Source information below:
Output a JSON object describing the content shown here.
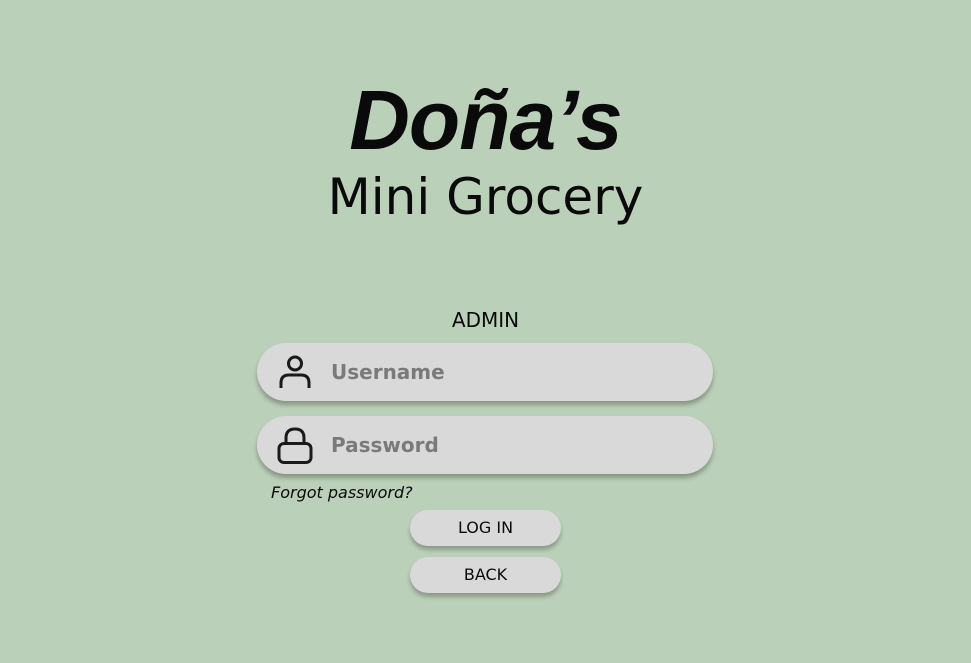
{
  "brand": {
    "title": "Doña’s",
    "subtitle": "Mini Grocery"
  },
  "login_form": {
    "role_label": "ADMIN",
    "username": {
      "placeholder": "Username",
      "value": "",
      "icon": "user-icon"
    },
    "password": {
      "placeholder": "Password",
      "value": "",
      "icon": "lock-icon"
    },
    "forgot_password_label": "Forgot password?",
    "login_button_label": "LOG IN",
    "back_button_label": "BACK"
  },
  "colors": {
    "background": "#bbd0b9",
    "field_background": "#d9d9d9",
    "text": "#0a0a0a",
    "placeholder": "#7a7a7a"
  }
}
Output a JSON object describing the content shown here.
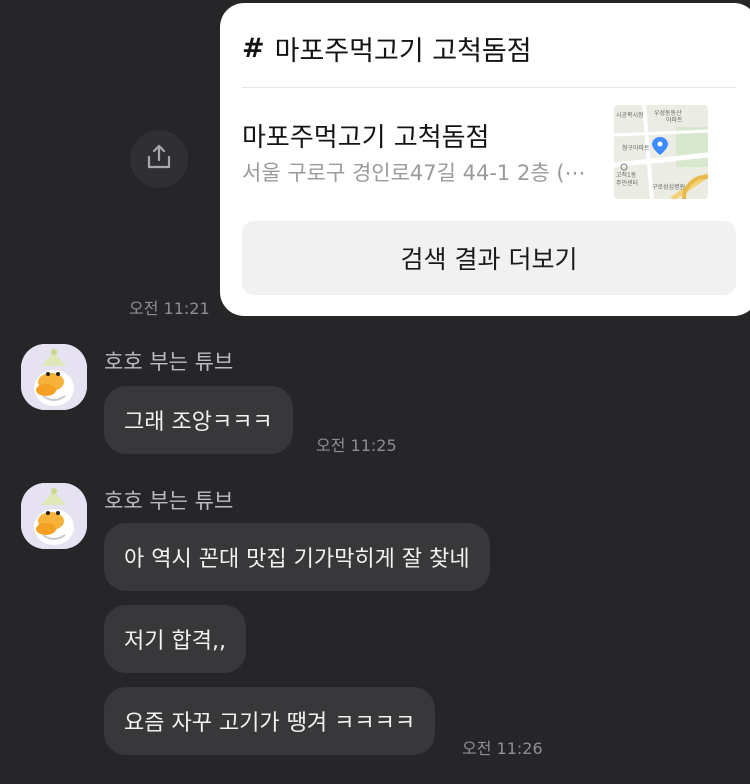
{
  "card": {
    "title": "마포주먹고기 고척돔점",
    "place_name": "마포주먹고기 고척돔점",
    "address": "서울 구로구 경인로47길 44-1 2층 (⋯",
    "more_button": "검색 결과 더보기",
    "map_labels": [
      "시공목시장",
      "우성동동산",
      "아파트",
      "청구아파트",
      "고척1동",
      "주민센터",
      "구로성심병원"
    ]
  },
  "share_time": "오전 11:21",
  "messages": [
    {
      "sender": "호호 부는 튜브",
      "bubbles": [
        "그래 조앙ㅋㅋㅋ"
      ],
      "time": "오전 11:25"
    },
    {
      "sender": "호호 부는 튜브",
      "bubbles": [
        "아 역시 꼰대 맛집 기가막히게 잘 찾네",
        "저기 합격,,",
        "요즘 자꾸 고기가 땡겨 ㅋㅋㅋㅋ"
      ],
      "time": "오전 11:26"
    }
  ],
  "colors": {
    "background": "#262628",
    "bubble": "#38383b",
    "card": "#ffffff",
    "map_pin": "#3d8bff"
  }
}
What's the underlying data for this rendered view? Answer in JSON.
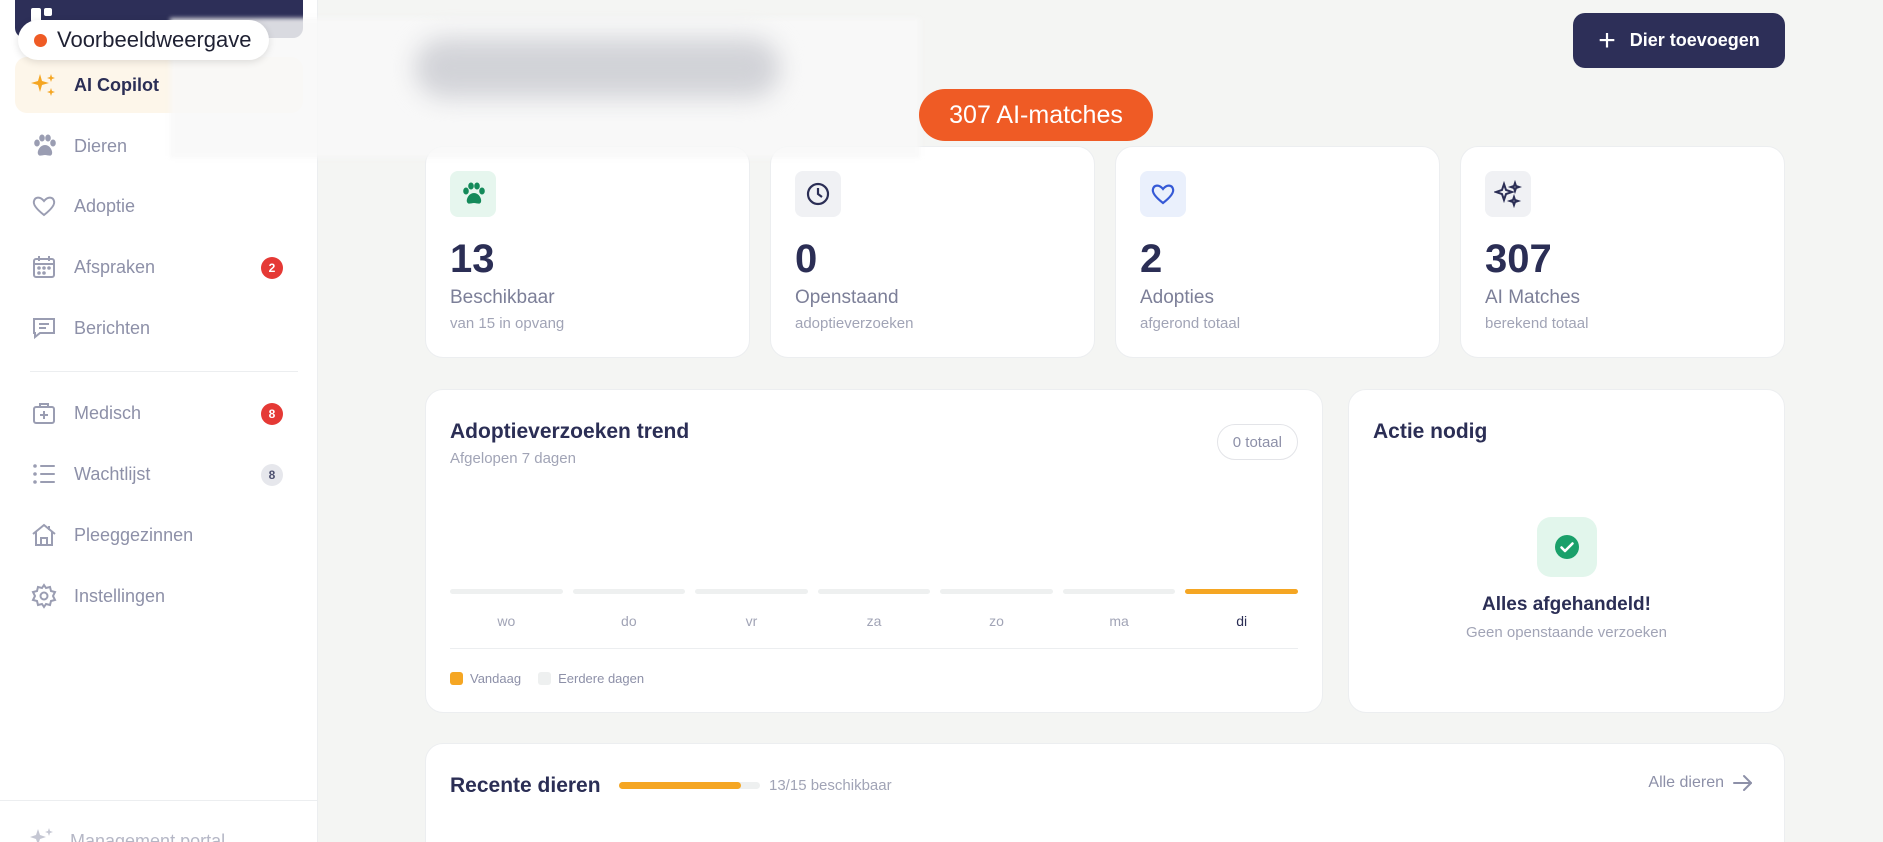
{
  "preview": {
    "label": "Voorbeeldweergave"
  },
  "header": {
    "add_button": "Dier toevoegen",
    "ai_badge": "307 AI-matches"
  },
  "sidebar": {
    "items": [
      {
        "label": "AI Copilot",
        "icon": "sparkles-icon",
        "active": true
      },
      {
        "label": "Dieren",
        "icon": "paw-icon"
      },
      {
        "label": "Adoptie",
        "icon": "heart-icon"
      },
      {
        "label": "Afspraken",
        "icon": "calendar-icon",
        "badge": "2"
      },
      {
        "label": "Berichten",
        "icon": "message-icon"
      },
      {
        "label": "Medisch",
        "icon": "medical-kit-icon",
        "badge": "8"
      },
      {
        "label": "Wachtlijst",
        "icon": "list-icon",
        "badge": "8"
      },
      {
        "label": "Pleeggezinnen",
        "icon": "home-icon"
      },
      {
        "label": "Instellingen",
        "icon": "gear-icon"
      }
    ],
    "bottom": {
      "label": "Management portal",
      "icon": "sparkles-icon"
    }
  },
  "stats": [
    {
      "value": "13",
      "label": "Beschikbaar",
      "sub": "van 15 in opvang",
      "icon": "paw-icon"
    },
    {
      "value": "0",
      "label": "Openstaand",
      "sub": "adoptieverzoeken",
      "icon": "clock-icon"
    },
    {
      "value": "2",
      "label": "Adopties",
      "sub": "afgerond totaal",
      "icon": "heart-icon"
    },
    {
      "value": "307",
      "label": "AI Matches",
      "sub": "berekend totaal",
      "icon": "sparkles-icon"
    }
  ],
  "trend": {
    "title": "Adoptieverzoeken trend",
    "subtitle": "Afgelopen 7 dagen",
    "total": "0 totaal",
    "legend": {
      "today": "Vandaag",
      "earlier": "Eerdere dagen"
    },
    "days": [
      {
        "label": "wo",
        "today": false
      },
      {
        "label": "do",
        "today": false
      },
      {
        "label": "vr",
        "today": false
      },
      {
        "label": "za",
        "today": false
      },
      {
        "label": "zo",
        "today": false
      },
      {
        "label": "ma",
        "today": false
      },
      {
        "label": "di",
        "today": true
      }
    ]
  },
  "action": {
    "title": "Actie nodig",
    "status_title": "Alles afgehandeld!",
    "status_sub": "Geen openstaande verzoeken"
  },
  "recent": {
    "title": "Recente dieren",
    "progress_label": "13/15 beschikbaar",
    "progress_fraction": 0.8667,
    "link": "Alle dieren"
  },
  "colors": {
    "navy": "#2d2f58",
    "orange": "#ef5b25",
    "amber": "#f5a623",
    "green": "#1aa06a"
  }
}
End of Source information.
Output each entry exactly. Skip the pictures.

• **Answer for the task**
Output a JSON object describing the content shown here.
{
  "brand": {
    "title": "Doña’s",
    "subtitle": "Mini Grocery"
  },
  "login_form": {
    "role_label": "ADMIN",
    "username": {
      "placeholder": "Username",
      "value": "",
      "icon": "user-icon"
    },
    "password": {
      "placeholder": "Password",
      "value": "",
      "icon": "lock-icon"
    },
    "forgot_password_label": "Forgot password?",
    "login_button_label": "LOG IN",
    "back_button_label": "BACK"
  },
  "colors": {
    "background": "#bbd0b9",
    "field_background": "#d9d9d9",
    "text": "#0a0a0a",
    "placeholder": "#7a7a7a"
  }
}
Output a JSON object describing the content shown here.
{
  "card": {
    "title": "마포주먹고기 고척돔점",
    "place_name": "마포주먹고기 고척돔점",
    "address": "서울 구로구 경인로47길 44-1 2층 (⋯",
    "more_button": "검색 결과 더보기",
    "map_labels": [
      "시공목시장",
      "우성동동산",
      "아파트",
      "청구아파트",
      "고척1동",
      "주민센터",
      "구로성심병원"
    ]
  },
  "share_time": "오전 11:21",
  "messages": [
    {
      "sender": "호호 부는 튜브",
      "bubbles": [
        "그래 조앙ㅋㅋㅋ"
      ],
      "time": "오전 11:25"
    },
    {
      "sender": "호호 부는 튜브",
      "bubbles": [
        "아 역시 꼰대 맛집 기가막히게 잘 찾네",
        "저기 합격,,",
        "요즘 자꾸 고기가 땡겨 ㅋㅋㅋㅋ"
      ],
      "time": "오전 11:26"
    }
  ],
  "colors": {
    "background": "#262628",
    "bubble": "#38383b",
    "card": "#ffffff",
    "map_pin": "#3d8bff"
  }
}
What's the underlying data for this rendered view? Answer in JSON.
{
  "preview": {
    "label": "Voorbeeldweergave"
  },
  "header": {
    "add_button": "Dier toevoegen",
    "ai_badge": "307 AI-matches"
  },
  "sidebar": {
    "items": [
      {
        "label": "AI Copilot",
        "icon": "sparkles-icon",
        "active": true
      },
      {
        "label": "Dieren",
        "icon": "paw-icon"
      },
      {
        "label": "Adoptie",
        "icon": "heart-icon"
      },
      {
        "label": "Afspraken",
        "icon": "calendar-icon",
        "badge": "2"
      },
      {
        "label": "Berichten",
        "icon": "message-icon"
      },
      {
        "label": "Medisch",
        "icon": "medical-kit-icon",
        "badge": "8"
      },
      {
        "label": "Wachtlijst",
        "icon": "list-icon",
        "badge": "8"
      },
      {
        "label": "Pleeggezinnen",
        "icon": "home-icon"
      },
      {
        "label": "Instellingen",
        "icon": "gear-icon"
      }
    ],
    "bottom": {
      "label": "Management portal",
      "icon": "sparkles-icon"
    }
  },
  "stats": [
    {
      "value": "13",
      "label": "Beschikbaar",
      "sub": "van 15 in opvang",
      "icon": "paw-icon"
    },
    {
      "value": "0",
      "label": "Openstaand",
      "sub": "adoptieverzoeken",
      "icon": "clock-icon"
    },
    {
      "value": "2",
      "label": "Adopties",
      "sub": "afgerond totaal",
      "icon": "heart-icon"
    },
    {
      "value": "307",
      "label": "AI Matches",
      "sub": "berekend totaal",
      "icon": "sparkles-icon"
    }
  ],
  "trend": {
    "title": "Adoptieverzoeken trend",
    "subtitle": "Afgelopen 7 dagen",
    "total": "0 totaal",
    "legend": {
      "today": "Vandaag",
      "earlier": "Eerdere dagen"
    },
    "days": [
      {
        "label": "wo",
        "today": false
      },
      {
        "label": "do",
        "today": false
      },
      {
        "label": "vr",
        "today": false
      },
      {
        "label": "za",
        "today": false
      },
      {
        "label": "zo",
        "today": false
      },
      {
        "label": "ma",
        "today": false
      },
      {
        "label": "di",
        "today": true
      }
    ]
  },
  "action": {
    "title": "Actie nodig",
    "status_title": "Alles afgehandeld!",
    "status_sub": "Geen openstaande verzoeken"
  },
  "recent": {
    "title": "Recente dieren",
    "progress_label": "13/15 beschikbaar",
    "progress_fraction": 0.8667,
    "link": "Alle dieren"
  },
  "colors": {
    "navy": "#2d2f58",
    "orange": "#ef5b25",
    "amber": "#f5a623",
    "green": "#1aa06a"
  }
}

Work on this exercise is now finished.